**TASK BRIEF:** Could you say how many lines in the entries contain the string "total"? Give only that number.

**EXTRACTED ENTRIES:**
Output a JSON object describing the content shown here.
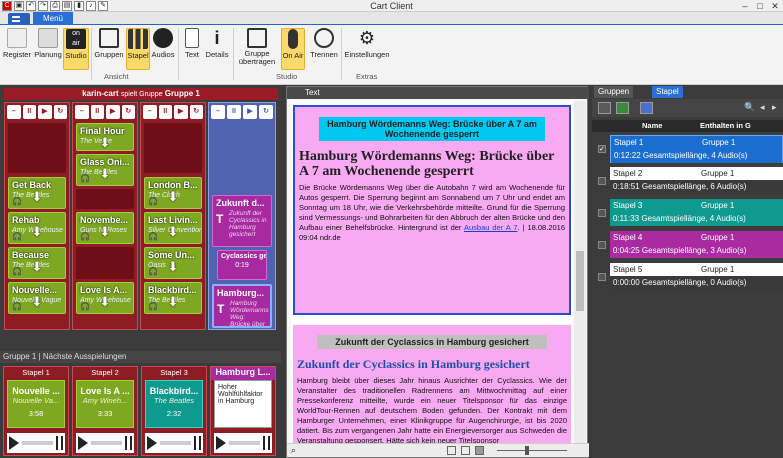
{
  "window": {
    "title": "Cart Client"
  },
  "ribbon": {
    "menu_label": "Menü",
    "buttons": {
      "register": "Register",
      "planung": "Planung",
      "studio": "Studio",
      "gruppen": "Gruppen",
      "stapel": "Stapel",
      "audios": "Audios",
      "text": "Text",
      "details": "Details",
      "gruppe_uebertragen": "Gruppe übertragen",
      "on_air": "On Air",
      "trennen": "Trennen",
      "einstellungen": "Einstellungen"
    },
    "groups": {
      "ansicht": "Ansicht",
      "studio": "Studio",
      "extras": "Extras"
    }
  },
  "cart": {
    "user": "karin-cart",
    "spielt": "spielt Gruppe",
    "gruppe": "Gruppe 1",
    "controls": [
      "–",
      "II",
      "▶",
      "↻"
    ],
    "col1": [],
    "col2": [
      {
        "title": "Final Hour",
        "sub": "The Verve"
      },
      {
        "title": "Glass Oni...",
        "sub": "The Beatles"
      },
      {
        "title": "Novembe...",
        "sub": "Guns N' Roses"
      },
      {
        "title": "Love Is A...",
        "sub": "Amy Winehouse"
      }
    ],
    "col0": [
      {
        "title": "Get Back",
        "sub": "The Beatles"
      },
      {
        "title": "Rehab",
        "sub": "Amy Winehouse"
      },
      {
        "title": "Because",
        "sub": "The Beatles"
      },
      {
        "title": "Nouvelle...",
        "sub": "Nouvelle Vague"
      }
    ],
    "col3": [
      {
        "title": "London B...",
        "sub": "The Clash"
      },
      {
        "title": "Last Livin...",
        "sub": "Silver Convention"
      },
      {
        "title": "Some Un...",
        "sub": "Oasis"
      },
      {
        "title": "Blackbird...",
        "sub": "The Beatles"
      }
    ],
    "col4": [
      {
        "title": "Zukunft d...",
        "text": "Zukunft der Cyclassics in Hamburg gesichert"
      },
      {
        "title": "Cyclassics geh...",
        "time": "0:19"
      },
      {
        "title": "Hamburg...",
        "text": "Hamburg Wördemanns Weg: Brücke über A 7..."
      }
    ]
  },
  "next": {
    "group_label": "Gruppe 1",
    "tab_label": "Nächste Ausspielungen",
    "items": [
      {
        "stapel": "Stapel 1",
        "title": "Nouvelle ...",
        "artist": "Nouvelle Va...",
        "time": "3:58"
      },
      {
        "stapel": "Stapel 2",
        "title": "Love Is A ...",
        "artist": "Amy Wineh...",
        "time": "3:33"
      },
      {
        "stapel": "Stapel 3",
        "title": "Blackbird...",
        "artist": "The Beatles",
        "time": "2:32"
      },
      {
        "stapel": "Stapel 4",
        "title": "Hamburg L...",
        "text": "Hoher Wohlfühlfaktor in Hamburg"
      }
    ]
  },
  "text_panel": {
    "tab_label": "Text",
    "article1": {
      "box": "Hamburg Wördemanns Weg: Brücke über A 7 am Wochenende gesperrt",
      "headline": "Hamburg Wördemanns Weg: Brücke über A 7 am Wochenende gesperrt",
      "body": "Die Brücke Wördemanns Weg über die Autobahn 7 wird am Wochenende für Autos gesperrt. Die Sperrung beginnt am Sonnabend um 7 Uhr und endet am Sonntag um 18 Uhr, wie die Verkehrsbehörde mitteilte. Grund für die Sperrung sind Vermessungs- und Bohrarbeiten für den Abbruch der alten Brücke und den Aufbau einer Behelfsbrücke. Hintergrund ist der ",
      "link": "Ausbau der A 7",
      "tail": ". | 18.08.2016 09:04 ndr.de"
    },
    "article2": {
      "box": "Zukunft der Cyclassics in Hamburg gesichert",
      "headline": "Zukunft der Cyclassics in Hamburg gesichert",
      "body": "Hamburg bleibt über dieses Jahr hinaus Ausrichter der Cyclassics. Wie der Veranstalter des traditionellen Radrennens am Mittwochmittag auf einer Pressekonferenz mitteilte, wurde ein neuer Titelsponsor für das einzige WorldTour-Rennen auf deutschem Boden gefunden. Der Kontrakt mit dem Hamburger Unternehmen, einer Klinikgruppe für Augenchirurgie, ist bis 2020 datiert. Bis zum vergangenen Jahr hatte ein Energieversorger aus Schweden die Veranstaltung gesponsert. Hätte sich kein neuer Titelsponsor"
    }
  },
  "right_panel": {
    "tabs": [
      "Gruppen",
      "Stapel"
    ],
    "columns": [
      "Name",
      "Enthalten in G"
    ],
    "rows": [
      {
        "name": "Stapel 1",
        "gruppe": "Gruppe 1",
        "info": "0:12:22 Gesamtspiellänge, 4 Audio(s)",
        "color": "#1c6dd0",
        "checked": true
      },
      {
        "name": "Stapel 2",
        "gruppe": "Gruppe 1",
        "info": "0:18:51 Gesamtspiellänge, 6 Audio(s)",
        "color": "#3a3a3a",
        "checked": false
      },
      {
        "name": "Stapel 3",
        "gruppe": "Gruppe 1",
        "info": "0:11:33 Gesamtspiellänge, 4 Audio(s)",
        "color": "#0e9a8f",
        "checked": false
      },
      {
        "name": "Stapel 4",
        "gruppe": "Gruppe 1",
        "info": "0:04:25 Gesamtspiellänge, 3 Audio(s)",
        "color": "#a92aa1",
        "checked": false
      },
      {
        "name": "Stapel 5",
        "gruppe": "Gruppe 1",
        "info": "0:00:00 Gesamtspiellänge, 0 Audio(s)",
        "color": "#3a3a3a",
        "checked": false
      }
    ]
  }
}
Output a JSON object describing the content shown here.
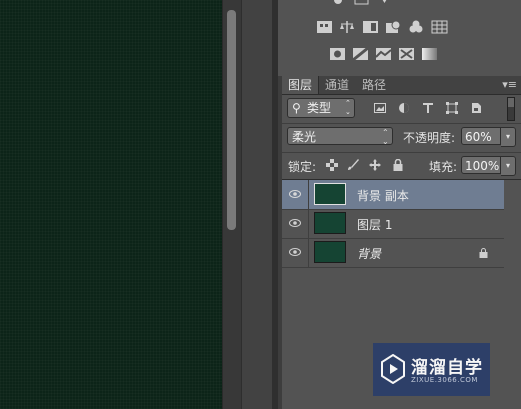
{
  "panel_tabs": {
    "layers": "图层",
    "channels": "通道",
    "paths": "路径",
    "menu_glyph": "▾≡"
  },
  "filter": {
    "kind_label": "类型",
    "search_glyph": "⚲",
    "arrows": "⌃⌄"
  },
  "blend": {
    "mode": "柔光",
    "opacity_label": "不透明度:",
    "opacity_value": "60%",
    "dropdown_glyph": "▾"
  },
  "lock": {
    "label": "锁定:",
    "fill_label": "填充:",
    "fill_value": "100%",
    "dropdown_glyph": "▾"
  },
  "layer_list": [
    {
      "name": "背景 副本",
      "selected": true
    },
    {
      "name": "图层 1",
      "selected": false
    },
    {
      "name": "背景",
      "selected": false,
      "locked": true
    }
  ],
  "watermark": {
    "title": "溜溜自学",
    "url": "ZIXUE.3066.COM"
  },
  "colors": {
    "canvas": "#0c2418",
    "panel": "#535353",
    "selection": "#6f7d92",
    "layer_thumb": "#154433"
  }
}
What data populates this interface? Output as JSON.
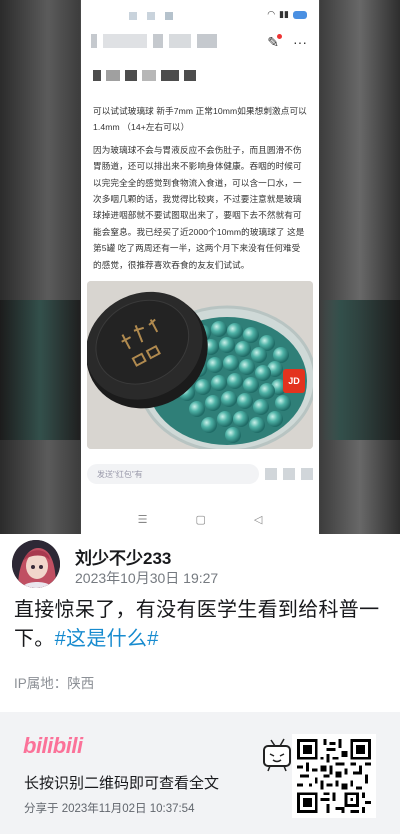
{
  "screenshot": {
    "post_text_1": "可以试试玻璃球 新手7mm 正常10mm如果想刺激点可以1.4mm （14+左右可以）",
    "post_text_2": "因为玻璃球不会与胃液反应不会伤肚子，而且圆滑不伤胃肠道，还可以排出来不影响身体健康。吞咽的时候可以完完全全的感觉到食物流入食道，可以含一口水，一次多咽几颗的话，我觉得比较爽，不过要注意就是玻璃球掉进咽部就不要试图取出来了，要咽下去不然就有可能会窒息。我已经买了近2000个10mm的玻璃球了 这是第5罐 吃了两周还有一半，这两个月下来没有任何难受的感觉，很推荐喜欢吞食的友友们试试。",
    "comment_placeholder": "发送\"红包\"有",
    "jd_badge": "JD"
  },
  "author": {
    "name": "刘少不少233",
    "time": "2023年10月30日 19:27"
  },
  "content": {
    "text": "直接惊呆了，有没有医学生看到给科普一下。",
    "hashtag": "#这是什么#"
  },
  "ip_location": "IP属地：陕西",
  "footer": {
    "logo": "bilibili",
    "tip": "长按识别二维码即可查看全文",
    "share_time": "分享于 2023年11月02日 10:37:54"
  },
  "colors": {
    "accent_pink": "#fb7299",
    "hashtag_blue": "#178bcf",
    "footer_bg": "#f2f3f5"
  }
}
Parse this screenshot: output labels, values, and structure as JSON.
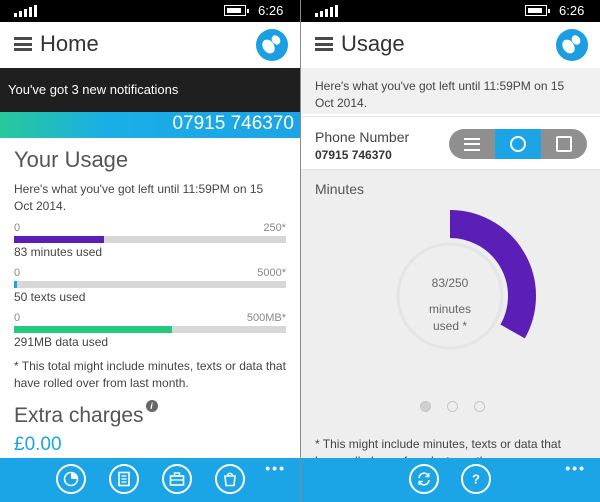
{
  "status_bar": {
    "time": "6:26"
  },
  "home": {
    "header": {
      "title": "Home"
    },
    "notification": "You've got 3 new notifications",
    "phone_number": "07915 746370",
    "usage": {
      "title": "Your Usage",
      "until_text": "Here's what you've got left until 11:59PM on 15 Oct 2014.",
      "meters": [
        {
          "min_label": "0",
          "max_label": "250*",
          "used": 83,
          "total": 250,
          "caption": "83 minutes used",
          "color": "#5b1fb7"
        },
        {
          "min_label": "0",
          "max_label": "5000*",
          "used": 50,
          "total": 5000,
          "caption": "50 texts used",
          "color": "#1ba4e6"
        },
        {
          "min_label": "0",
          "max_label": "500MB*",
          "used": 291,
          "total": 500,
          "caption": "291MB data used",
          "color": "#26c87d"
        }
      ],
      "footnote": "* This total might include minutes, texts or data that have rolled over from last month."
    },
    "extra_charges": {
      "title": "Extra charges",
      "info_glyph": "i",
      "amount": "£0.00"
    },
    "app_bar": {
      "more": "•••",
      "buttons": [
        "pie-chart-icon",
        "document-icon",
        "briefcase-icon",
        "shopping-bag-icon"
      ]
    }
  },
  "usage_page": {
    "header": {
      "title": "Usage"
    },
    "until_text": "Here's what you've got left until 11:59PM on 15 Oct 2014.",
    "phone_label": "Phone Number",
    "phone_number": "07915 746370",
    "view_toggle": {
      "options": [
        "list-view-icon",
        "circle-view-icon",
        "tile-view-icon"
      ],
      "selected": "circle-view-icon"
    },
    "section_title": "Minutes",
    "donut": {
      "used": 83,
      "total": 250,
      "value_text": "83/250",
      "label_line1": "minutes",
      "label_line2": "used *",
      "color": "#5b1fb7"
    },
    "pager": {
      "count": 3,
      "active": 0
    },
    "footnote": "* This might include minutes, texts or data that have rolled over from last month.",
    "app_bar": {
      "more": "•••",
      "buttons": [
        "refresh-icon",
        "help-icon"
      ]
    }
  },
  "colors": {
    "accent": "#1ba4e6",
    "minutes": "#5b1fb7",
    "data": "#26c87d",
    "notification_bg": "#1f1f1f"
  }
}
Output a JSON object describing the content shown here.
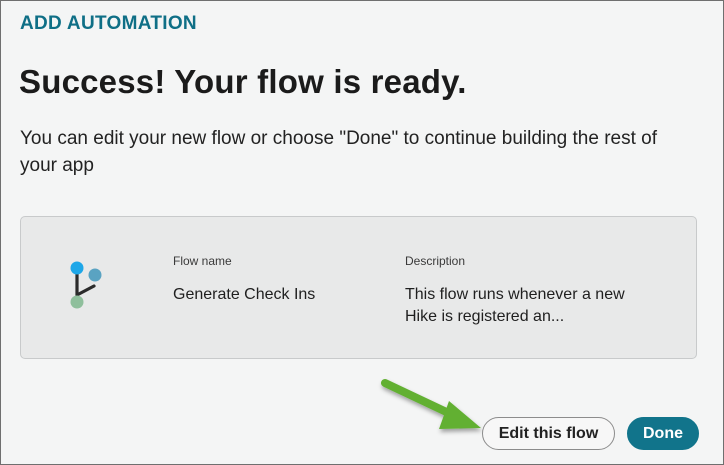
{
  "dialog": {
    "eyebrow": "ADD AUTOMATION",
    "title": "Success! Your flow is ready.",
    "subtitle": "You can edit your new flow or choose \"Done\" to continue building the rest of your app"
  },
  "flow_card": {
    "icon": "flow-branch-icon",
    "name_label": "Flow name",
    "name_value": "Generate Check Ins",
    "description_label": "Description",
    "description_value": "This flow runs whenever a new Hike is registered an..."
  },
  "actions": {
    "edit_label": "Edit this flow",
    "done_label": "Done"
  },
  "colors": {
    "accent": "#11748b",
    "eyebrow": "#0f6f86",
    "annotation_arrow": "#62b033",
    "icon_top": "#1ea7e8",
    "icon_right": "#5aa3c2",
    "icon_bottom": "#8fbf9c"
  }
}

**RESPONSE TO THIS TASK:** 5